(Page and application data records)
****************************************

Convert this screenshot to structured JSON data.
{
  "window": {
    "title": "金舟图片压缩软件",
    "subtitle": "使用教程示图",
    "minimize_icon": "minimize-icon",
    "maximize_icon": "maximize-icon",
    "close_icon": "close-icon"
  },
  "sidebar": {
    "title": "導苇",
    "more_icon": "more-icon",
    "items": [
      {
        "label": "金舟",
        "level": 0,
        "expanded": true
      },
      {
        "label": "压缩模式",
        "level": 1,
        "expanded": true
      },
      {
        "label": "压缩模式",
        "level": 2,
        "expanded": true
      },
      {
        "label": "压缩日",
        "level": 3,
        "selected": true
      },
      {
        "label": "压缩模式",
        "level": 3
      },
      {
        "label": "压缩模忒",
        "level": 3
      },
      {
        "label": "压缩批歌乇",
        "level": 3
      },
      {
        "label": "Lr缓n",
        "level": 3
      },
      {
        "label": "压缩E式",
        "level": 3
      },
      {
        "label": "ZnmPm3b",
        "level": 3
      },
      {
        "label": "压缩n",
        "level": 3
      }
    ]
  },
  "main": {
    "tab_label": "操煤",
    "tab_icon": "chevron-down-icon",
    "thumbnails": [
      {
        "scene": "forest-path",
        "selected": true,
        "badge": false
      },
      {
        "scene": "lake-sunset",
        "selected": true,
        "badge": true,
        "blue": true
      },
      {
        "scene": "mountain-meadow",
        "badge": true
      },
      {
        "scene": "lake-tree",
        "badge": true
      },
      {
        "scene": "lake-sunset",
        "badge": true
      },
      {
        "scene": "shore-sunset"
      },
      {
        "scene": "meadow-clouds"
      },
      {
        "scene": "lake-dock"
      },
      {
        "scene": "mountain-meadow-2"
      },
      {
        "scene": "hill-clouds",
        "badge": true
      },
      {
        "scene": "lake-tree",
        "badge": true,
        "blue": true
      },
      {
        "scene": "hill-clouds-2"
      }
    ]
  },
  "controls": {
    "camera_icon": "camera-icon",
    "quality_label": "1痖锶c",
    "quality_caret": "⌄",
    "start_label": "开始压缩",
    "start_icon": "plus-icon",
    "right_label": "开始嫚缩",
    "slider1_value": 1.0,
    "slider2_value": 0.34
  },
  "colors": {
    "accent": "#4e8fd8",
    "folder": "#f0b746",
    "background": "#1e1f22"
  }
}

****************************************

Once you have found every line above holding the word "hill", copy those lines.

        "scene": "hill-clouds",
        "scene": "hill-clouds-2"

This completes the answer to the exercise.